Freedom From Want is part of Rockwell's Four Freedoms paintings. He was inspired by President Franklin Roosevelt's January 1941 address to Congress in which he listed four basic and universal human rights — freedom of speech, freedom of worship, freedom from fear and freedom from want. The United States had not yet entered World War II, which was raging in Europe (Japan's attack on Pearl Harbor was in December 1941), and Roosevelt wanted to ignite concern about the real threat of war.

Rockwell wrestled with translating Roosevelt's lofty and broad concepts into visually accessible images but finally stopped overthinking and did what he did best: created scenes with a clear message and emotional punch.

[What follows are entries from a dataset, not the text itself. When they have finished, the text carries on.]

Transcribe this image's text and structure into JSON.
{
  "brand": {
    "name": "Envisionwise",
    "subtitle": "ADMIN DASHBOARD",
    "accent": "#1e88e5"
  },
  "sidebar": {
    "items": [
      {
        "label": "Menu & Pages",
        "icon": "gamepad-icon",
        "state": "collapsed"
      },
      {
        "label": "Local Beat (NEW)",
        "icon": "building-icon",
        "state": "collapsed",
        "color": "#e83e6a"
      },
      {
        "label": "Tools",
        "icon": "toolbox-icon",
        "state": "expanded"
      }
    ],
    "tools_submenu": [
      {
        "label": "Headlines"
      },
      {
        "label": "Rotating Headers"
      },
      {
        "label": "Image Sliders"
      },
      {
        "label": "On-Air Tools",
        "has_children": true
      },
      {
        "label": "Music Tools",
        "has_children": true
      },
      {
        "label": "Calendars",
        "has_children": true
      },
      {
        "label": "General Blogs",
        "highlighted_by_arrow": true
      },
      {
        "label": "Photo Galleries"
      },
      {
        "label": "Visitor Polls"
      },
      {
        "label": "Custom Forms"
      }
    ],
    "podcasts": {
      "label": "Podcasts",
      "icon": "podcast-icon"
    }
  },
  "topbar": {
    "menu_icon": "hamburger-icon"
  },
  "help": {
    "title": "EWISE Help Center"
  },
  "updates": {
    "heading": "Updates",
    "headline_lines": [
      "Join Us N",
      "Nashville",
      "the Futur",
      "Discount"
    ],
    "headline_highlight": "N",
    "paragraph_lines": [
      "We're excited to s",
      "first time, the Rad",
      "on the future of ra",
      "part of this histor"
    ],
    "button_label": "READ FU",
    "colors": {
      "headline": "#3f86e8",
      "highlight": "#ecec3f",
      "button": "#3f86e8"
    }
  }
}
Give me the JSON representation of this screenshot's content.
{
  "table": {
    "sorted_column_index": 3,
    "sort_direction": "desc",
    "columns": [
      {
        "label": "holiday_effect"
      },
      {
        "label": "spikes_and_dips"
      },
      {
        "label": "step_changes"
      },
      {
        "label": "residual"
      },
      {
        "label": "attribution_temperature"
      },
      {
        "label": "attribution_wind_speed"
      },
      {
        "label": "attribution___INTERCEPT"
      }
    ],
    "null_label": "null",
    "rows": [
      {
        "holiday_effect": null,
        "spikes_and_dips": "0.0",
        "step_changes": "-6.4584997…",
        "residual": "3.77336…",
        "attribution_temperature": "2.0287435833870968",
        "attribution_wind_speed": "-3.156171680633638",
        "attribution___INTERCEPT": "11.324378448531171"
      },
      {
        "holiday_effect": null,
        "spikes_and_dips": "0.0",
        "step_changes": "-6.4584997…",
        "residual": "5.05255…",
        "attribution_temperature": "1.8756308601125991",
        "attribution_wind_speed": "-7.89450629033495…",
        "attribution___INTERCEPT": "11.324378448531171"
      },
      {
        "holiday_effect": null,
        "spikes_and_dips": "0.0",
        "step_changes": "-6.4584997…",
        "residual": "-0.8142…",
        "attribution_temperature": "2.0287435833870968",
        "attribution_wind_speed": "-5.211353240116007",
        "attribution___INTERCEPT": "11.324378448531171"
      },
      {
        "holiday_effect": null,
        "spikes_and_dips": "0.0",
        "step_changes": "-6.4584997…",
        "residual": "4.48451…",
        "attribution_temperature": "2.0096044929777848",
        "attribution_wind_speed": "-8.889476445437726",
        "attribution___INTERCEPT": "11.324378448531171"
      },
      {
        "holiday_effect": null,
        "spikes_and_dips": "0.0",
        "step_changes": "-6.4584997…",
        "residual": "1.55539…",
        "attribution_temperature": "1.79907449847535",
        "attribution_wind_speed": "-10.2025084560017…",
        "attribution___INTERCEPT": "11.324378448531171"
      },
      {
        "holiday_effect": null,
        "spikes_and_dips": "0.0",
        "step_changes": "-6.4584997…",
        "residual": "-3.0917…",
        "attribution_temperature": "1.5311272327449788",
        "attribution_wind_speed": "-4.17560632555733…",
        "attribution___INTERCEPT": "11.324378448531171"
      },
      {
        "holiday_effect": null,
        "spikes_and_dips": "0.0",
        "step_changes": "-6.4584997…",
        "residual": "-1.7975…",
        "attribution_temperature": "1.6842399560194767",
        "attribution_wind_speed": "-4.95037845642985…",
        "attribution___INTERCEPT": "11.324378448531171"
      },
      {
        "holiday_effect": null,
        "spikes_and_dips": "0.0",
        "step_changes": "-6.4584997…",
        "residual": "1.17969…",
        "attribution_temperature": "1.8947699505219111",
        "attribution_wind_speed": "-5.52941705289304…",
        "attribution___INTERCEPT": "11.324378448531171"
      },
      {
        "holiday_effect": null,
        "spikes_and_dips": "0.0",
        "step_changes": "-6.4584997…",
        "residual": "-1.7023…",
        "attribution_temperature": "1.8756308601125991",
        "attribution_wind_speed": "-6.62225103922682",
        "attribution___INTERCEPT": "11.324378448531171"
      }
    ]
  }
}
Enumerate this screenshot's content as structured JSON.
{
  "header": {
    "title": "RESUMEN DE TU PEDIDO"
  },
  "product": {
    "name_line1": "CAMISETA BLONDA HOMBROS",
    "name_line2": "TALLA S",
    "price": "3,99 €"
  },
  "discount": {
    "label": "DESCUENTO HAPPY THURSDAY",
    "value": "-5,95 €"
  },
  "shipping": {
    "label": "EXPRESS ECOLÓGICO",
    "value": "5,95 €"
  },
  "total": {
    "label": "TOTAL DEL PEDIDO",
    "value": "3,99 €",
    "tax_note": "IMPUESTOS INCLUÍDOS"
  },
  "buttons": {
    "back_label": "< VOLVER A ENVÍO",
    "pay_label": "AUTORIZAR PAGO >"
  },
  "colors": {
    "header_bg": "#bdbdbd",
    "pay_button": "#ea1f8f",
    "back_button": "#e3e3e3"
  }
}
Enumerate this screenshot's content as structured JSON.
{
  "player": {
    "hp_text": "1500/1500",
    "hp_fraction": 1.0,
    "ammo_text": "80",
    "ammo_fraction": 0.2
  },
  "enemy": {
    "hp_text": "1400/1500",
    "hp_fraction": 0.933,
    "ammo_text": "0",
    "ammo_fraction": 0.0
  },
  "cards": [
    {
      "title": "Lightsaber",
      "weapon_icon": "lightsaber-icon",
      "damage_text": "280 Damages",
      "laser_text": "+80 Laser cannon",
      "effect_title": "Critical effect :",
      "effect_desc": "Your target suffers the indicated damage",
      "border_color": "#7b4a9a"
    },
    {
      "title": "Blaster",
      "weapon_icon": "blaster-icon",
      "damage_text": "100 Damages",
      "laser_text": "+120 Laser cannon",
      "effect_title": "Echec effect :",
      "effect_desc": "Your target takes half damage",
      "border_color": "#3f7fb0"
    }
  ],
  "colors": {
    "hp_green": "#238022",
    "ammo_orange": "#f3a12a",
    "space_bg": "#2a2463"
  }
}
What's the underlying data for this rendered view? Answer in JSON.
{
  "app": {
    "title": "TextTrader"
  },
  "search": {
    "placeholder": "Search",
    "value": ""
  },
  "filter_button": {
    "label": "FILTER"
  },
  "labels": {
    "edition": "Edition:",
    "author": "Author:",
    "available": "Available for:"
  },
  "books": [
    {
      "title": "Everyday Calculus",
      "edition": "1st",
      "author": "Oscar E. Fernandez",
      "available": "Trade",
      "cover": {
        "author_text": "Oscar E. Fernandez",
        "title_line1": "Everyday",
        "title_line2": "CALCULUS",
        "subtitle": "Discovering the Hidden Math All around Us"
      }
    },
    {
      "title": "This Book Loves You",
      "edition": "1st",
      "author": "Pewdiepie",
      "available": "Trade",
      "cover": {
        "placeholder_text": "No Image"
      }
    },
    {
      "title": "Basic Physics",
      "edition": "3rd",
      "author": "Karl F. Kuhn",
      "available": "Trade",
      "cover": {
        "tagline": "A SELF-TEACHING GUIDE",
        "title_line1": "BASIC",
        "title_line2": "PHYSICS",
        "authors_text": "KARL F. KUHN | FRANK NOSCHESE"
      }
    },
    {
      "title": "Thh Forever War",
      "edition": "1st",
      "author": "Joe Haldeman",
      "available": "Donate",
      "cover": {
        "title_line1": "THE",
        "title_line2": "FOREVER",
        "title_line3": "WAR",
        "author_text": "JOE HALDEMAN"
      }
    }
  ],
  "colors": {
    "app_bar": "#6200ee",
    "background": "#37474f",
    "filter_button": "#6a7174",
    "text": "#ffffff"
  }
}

Rockwell claimed that Freedom From Want, which he also called "the turkey from Thanksgiving," was the easiest of the four. The composition is unusual, with the table, not the people, occupying the central space and taking up more than half of the canvas. Around it, a multigenerational family gathers as the grandmother sets a turkey down and the grandfather stands behind, ready to carve it. Rockwell always sweated the details. The white tablecloth has creases in it indicating it was ironed, folded and stored until a special occasion like this one. Painting white on white is always a technical challenge, but Rockwell did it, putting a white casserole on the white cloth. The table isn't overflowing with food; besides the turkey and covered casserole, there are small dishes with celery and cranberry sauce. The beverage is water. The painting is about freedom from want, not freedom for excess, and the idea of the joy in sharing what we have with those we love.

He originally intended to donate the four paintings to the government to be used for inspirational posters, but miscommunication among several agencies stymied that plan. Instead, the Saturday Evening Post ran them as covers for four consecutive weeks. Freedom From Want was published on March 6, 1943, at the height of World War II. An immediate and huge demand for reprints ensued, and the original paintings were sent on a fundraising tour for war bonds that raised $132 million.

Popular versus critical opinion

From the beginning of his national fame, Rockwell was derided by art critics, referred to as an illustrator rather than a painter. He described himself as an illustrator and consciously created tableaux that would appeal to a large audience.

Rockwell was both a realist and regionalist artist at a time when modernism was in its ascendancy. When he created Freedom From Want, cubism had been solidly established, Marcel Duchamp had exhibited a urinal and declared it art, and Pablo Picasso had painted Guernica as his war protest.

Understandable, then, that as beloved as he was by a wide swath of America, the art world found him sentimental and out of touch. Which was unfair at the time since he was not promoting himself as a fine artist.

Rockwell bequeathed his considerable collection of paintings and drawings to a custodianship that would become the Norman Rockwell Museum in Stockbridge, Mass., where he had lived since 1953. Freedom From Want is part of its permanent collection.

Touring exhibitions beginning in the 1990s launched a reassessment of his work. There were still those who found him banal (or worse), but influential advocates also weighed in, including New Yorker art critic Peter Schjeldahl, who praised his artistry.

A personal assessment

I never gave much thought to Norman Rockwell until a few years ago when the Orlando Museum of Art had a large exhibition of his paintings and drawings. Seeing the originals instead of the slick magazine covers gave me a deep appreciation for his technical ability.

There is something more. As conventional as Rockwell's narratives seem, many have subtle juxtapositions of opposite types who might have been at odds but come together over simple human kindness or a sense of moral imperative. He makes his points without irony, which would be near impossible today. Many contemporary artists who have made figurative art owe a big debt to him. Take a look online at paintings by big-deal contemporary artist John Currin, for instance, who embraces and then upends the Rockwell model.

No one has ever bested him in his depictions of everyday life elevated to revelatory or defining moments. Rockwell was an original.

Lennie Bennett can be reached at or (727) 893-8293.